- _ASSIGNMENT_: Each record is to be copied exactly, with its pictures left behind.

- _DATA EXTRACTS_:
= Beginning of Section =
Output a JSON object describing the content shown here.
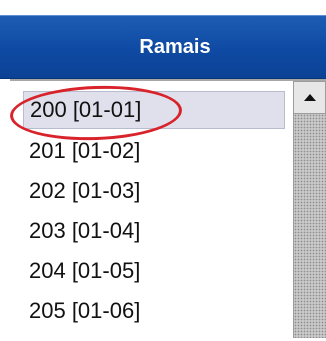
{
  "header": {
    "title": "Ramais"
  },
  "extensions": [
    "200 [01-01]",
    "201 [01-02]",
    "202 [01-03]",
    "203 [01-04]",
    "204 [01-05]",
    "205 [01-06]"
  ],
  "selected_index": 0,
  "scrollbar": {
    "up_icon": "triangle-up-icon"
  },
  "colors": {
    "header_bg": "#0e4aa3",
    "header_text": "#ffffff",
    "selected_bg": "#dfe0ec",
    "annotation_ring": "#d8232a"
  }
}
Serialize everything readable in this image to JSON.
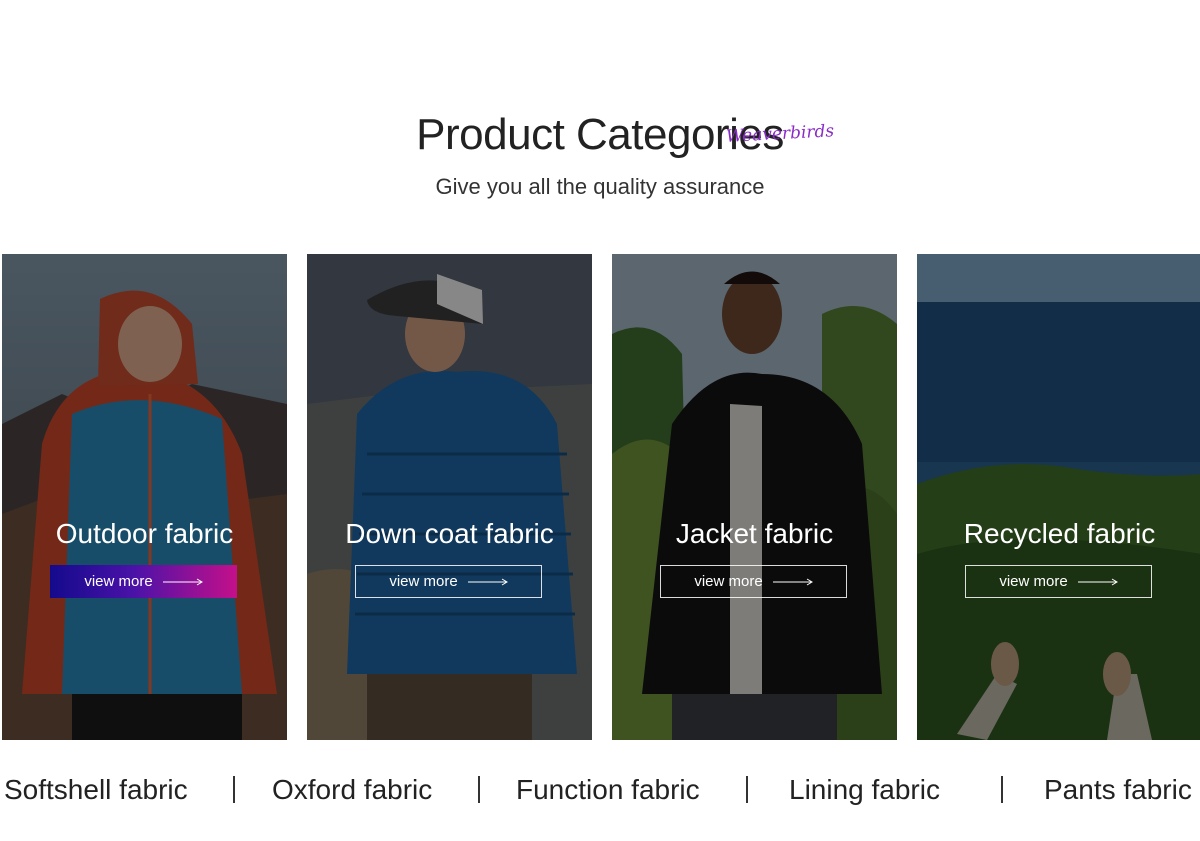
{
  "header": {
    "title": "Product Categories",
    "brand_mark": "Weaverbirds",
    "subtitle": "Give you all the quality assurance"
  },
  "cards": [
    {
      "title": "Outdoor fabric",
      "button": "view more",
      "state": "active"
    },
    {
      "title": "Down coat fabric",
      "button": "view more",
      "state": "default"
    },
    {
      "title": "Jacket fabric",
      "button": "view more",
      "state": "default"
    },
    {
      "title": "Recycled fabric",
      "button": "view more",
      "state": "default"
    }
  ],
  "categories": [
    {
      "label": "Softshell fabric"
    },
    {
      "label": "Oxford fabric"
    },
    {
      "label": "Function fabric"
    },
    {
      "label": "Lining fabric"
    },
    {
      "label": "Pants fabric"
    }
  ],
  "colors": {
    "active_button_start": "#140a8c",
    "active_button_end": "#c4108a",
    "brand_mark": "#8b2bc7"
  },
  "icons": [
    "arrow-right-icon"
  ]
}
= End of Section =
- _EXERCISE SOLUTION_:
Output a JSON object describing the content shown here.
{
  "header": {
    "title": "Ramais"
  },
  "extensions": [
    "200 [01-01]",
    "201 [01-02]",
    "202 [01-03]",
    "203 [01-04]",
    "204 [01-05]",
    "205 [01-06]"
  ],
  "selected_index": 0,
  "scrollbar": {
    "up_icon": "triangle-up-icon"
  },
  "colors": {
    "header_bg": "#0e4aa3",
    "header_text": "#ffffff",
    "selected_bg": "#dfe0ec",
    "annotation_ring": "#d8232a"
  }
}
Serialize everything readable in this image to JSON.
{
  "header": {
    "title": "Product Categories",
    "brand_mark": "Weaverbirds",
    "subtitle": "Give you all the quality assurance"
  },
  "cards": [
    {
      "title": "Outdoor fabric",
      "button": "view more",
      "state": "active"
    },
    {
      "title": "Down coat fabric",
      "button": "view more",
      "state": "default"
    },
    {
      "title": "Jacket fabric",
      "button": "view more",
      "state": "default"
    },
    {
      "title": "Recycled fabric",
      "button": "view more",
      "state": "default"
    }
  ],
  "categories": [
    {
      "label": "Softshell fabric"
    },
    {
      "label": "Oxford fabric"
    },
    {
      "label": "Function fabric"
    },
    {
      "label": "Lining fabric"
    },
    {
      "label": "Pants fabric"
    }
  ],
  "colors": {
    "active_button_start": "#140a8c",
    "active_button_end": "#c4108a",
    "brand_mark": "#8b2bc7"
  },
  "icons": [
    "arrow-right-icon"
  ]
}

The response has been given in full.